Charles E. Sutton | 1/22/2013, 12:33 p.m.
Contrary to popular belief, the Redskins rookie class was about more than Robert Griffin III and Alfred Morris. That's a good thing for the Redskins because without some other rookies, the Redskins might not have qualified for the postseason.
Here's a brief review of the 2012 Redskins rookie class:
Better Than Expected
First-round selection Robert Griffin III passed for 20 touchdowns, only five interceptions and accounted for 4,015 yards of offense. Of course he had the knee injury, but Griffin exceeded all expectations as a rookie. His mere presence on the field created many opportunities for his teammates.
Nobody was a bigger surprise than sixth-round running back Alfred Morris. He rushed for a team-record 1,613 yards. Morris proved to be an excellent fit in the read option offense with his patience, vision and toughness.
Not There Yet
Third-round guard/center Josh LeRibeus didn't need to start immediately with Kory Lichtensteiger back at left guard. But LeRibeus played from scrimmage in only two games and was inactive for 10 games. Had LeRibeus mastered the center position, he probably would have been active much more, but he had difficulty getting used to snapping in the pistol formation. LeRibeus remains a significant factor in the future plans (especially if Lichtensteiger signs with another team) and could be a starter in 2013.
It's yet to be determined whether Kirk Cousins can win over several weeks. But he proved that he could be a solid backup, helping to beat Baltimore in relief and Cleveland as a starter. Though he's more prone to mistakes than Griffin, he's not afraid to make any throw.
Keenan Robinson began to play well in the secondary as a backup. The fourth-rounder also chipped in on special teams. Unfortunately, his season ended in late November due to a torn pectoral muscle. At a minimum, Robinson is developing into a solid backup and special teamer.
Cornerback Richard Crawford, a seventh-round choice, did well to make the final roster. But the Redskins were uncomfortable with the way he guessed in certain coverages, leading to big plays. If he's going to prolong his career, he'll also have to play better on special teams. Crawford needs to strengthen his play against the slot receiver. In all likelihood, he'll be a fourth or fifth cornerback.

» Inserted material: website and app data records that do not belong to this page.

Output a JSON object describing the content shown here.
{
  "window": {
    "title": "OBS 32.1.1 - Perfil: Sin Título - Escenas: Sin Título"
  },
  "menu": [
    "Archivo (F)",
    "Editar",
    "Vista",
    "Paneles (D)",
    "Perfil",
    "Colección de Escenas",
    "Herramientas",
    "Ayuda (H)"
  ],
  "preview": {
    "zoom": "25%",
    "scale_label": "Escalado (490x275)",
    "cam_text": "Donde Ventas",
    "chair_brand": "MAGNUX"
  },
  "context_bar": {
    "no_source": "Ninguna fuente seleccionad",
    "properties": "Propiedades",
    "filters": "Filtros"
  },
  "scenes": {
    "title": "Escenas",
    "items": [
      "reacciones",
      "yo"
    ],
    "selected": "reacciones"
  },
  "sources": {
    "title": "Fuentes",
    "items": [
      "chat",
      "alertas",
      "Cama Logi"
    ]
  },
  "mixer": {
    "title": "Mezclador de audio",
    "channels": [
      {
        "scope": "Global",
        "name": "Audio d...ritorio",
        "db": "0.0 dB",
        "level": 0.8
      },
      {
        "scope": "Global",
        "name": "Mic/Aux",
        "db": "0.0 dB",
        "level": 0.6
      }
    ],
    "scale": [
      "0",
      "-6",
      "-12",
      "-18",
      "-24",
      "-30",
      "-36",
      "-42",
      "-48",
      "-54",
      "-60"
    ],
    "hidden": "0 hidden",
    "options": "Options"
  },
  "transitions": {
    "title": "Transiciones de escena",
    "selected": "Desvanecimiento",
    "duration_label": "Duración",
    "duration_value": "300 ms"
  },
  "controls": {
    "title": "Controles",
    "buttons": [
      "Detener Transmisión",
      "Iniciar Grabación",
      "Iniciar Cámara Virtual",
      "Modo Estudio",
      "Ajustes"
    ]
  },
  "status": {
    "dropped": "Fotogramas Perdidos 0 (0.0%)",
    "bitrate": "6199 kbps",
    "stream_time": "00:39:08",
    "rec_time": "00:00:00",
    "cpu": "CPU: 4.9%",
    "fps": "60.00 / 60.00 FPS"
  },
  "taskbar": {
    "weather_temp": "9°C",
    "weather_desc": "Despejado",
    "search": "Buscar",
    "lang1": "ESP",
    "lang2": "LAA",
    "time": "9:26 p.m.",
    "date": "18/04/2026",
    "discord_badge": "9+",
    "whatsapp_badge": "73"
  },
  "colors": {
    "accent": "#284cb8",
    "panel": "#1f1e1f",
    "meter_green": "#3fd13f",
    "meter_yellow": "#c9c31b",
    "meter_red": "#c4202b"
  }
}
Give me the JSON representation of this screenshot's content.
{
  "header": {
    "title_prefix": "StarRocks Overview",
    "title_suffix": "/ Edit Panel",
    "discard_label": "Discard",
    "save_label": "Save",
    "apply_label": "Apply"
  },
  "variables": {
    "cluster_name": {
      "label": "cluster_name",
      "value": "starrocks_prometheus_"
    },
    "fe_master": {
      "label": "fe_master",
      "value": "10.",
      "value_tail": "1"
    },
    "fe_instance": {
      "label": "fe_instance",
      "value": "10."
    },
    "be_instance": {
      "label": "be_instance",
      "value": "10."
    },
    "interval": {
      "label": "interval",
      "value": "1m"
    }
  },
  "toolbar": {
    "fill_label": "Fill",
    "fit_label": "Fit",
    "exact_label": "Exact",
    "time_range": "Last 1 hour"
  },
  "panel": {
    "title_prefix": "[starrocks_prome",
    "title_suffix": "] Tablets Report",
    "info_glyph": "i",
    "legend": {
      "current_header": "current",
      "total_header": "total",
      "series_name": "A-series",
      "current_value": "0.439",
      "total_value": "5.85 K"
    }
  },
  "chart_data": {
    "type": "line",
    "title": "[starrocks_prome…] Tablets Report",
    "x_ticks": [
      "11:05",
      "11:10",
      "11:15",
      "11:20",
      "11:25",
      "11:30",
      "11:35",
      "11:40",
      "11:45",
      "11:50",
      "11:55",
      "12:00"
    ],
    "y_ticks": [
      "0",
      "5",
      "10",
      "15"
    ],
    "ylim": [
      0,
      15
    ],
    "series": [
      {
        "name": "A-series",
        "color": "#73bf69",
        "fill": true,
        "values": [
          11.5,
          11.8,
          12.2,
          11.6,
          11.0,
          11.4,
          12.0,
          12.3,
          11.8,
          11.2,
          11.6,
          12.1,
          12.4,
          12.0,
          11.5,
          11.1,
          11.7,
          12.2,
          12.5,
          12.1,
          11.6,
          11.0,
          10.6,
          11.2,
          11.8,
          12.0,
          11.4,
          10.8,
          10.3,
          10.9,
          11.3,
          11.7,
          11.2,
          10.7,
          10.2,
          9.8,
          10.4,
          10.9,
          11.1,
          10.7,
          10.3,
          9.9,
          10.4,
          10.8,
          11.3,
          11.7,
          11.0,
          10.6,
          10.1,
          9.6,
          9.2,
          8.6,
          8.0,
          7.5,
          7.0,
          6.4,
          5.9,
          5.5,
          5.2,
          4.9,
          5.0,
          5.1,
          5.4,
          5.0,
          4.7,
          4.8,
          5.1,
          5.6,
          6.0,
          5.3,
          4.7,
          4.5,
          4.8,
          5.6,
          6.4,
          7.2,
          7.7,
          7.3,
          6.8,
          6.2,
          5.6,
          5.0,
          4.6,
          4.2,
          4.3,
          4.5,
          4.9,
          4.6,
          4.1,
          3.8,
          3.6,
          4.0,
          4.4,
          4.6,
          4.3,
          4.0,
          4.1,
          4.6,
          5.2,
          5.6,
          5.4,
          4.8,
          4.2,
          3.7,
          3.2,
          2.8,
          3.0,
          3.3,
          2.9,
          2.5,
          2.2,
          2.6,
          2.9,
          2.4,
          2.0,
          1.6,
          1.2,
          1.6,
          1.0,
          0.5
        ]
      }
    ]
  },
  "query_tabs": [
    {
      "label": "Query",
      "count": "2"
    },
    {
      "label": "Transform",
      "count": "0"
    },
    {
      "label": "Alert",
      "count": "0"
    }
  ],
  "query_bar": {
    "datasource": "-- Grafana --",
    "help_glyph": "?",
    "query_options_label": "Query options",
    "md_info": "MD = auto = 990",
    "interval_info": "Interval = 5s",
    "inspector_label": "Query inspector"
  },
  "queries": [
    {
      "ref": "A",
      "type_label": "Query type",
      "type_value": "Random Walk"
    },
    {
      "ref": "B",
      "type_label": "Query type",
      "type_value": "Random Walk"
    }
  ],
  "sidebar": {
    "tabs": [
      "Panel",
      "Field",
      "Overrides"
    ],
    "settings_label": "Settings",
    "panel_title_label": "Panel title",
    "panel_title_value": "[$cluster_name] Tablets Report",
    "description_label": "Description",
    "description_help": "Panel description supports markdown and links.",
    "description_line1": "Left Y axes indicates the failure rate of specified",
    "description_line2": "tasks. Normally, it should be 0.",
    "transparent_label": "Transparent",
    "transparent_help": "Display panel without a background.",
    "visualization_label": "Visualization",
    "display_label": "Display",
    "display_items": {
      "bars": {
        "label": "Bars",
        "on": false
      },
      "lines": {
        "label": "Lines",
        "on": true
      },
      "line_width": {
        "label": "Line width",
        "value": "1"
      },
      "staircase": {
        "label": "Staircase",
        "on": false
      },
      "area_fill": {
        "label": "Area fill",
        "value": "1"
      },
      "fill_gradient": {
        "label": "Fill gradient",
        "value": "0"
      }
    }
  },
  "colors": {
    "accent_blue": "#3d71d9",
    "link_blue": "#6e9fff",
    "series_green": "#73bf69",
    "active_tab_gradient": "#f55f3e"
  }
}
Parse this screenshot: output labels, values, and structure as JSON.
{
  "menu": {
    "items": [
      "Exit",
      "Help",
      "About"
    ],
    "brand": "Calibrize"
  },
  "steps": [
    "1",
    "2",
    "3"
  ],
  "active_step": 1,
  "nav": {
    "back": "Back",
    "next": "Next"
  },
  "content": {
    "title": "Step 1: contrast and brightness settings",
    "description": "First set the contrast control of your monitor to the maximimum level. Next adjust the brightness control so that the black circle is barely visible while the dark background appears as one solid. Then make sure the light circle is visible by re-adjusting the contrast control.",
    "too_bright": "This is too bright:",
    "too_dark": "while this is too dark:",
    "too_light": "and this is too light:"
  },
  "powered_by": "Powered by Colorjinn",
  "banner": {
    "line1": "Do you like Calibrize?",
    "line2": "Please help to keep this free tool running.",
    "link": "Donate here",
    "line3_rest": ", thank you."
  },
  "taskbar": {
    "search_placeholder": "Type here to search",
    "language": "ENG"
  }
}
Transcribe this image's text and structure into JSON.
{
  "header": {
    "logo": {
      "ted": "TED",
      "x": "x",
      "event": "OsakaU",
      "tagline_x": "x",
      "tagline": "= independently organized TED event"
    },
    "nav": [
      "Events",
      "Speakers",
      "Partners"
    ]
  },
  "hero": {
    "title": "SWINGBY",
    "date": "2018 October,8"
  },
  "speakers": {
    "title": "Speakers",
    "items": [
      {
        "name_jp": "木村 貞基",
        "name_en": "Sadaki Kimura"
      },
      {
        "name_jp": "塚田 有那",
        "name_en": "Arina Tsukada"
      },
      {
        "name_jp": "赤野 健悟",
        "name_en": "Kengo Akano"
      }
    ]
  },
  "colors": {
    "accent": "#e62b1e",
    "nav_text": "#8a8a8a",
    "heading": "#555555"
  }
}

Safety Jordan Bernstine, also a seventh-rounder, has really good speed. But after tearing two ligaments in his knee, no one is sure what to expect from him in the future.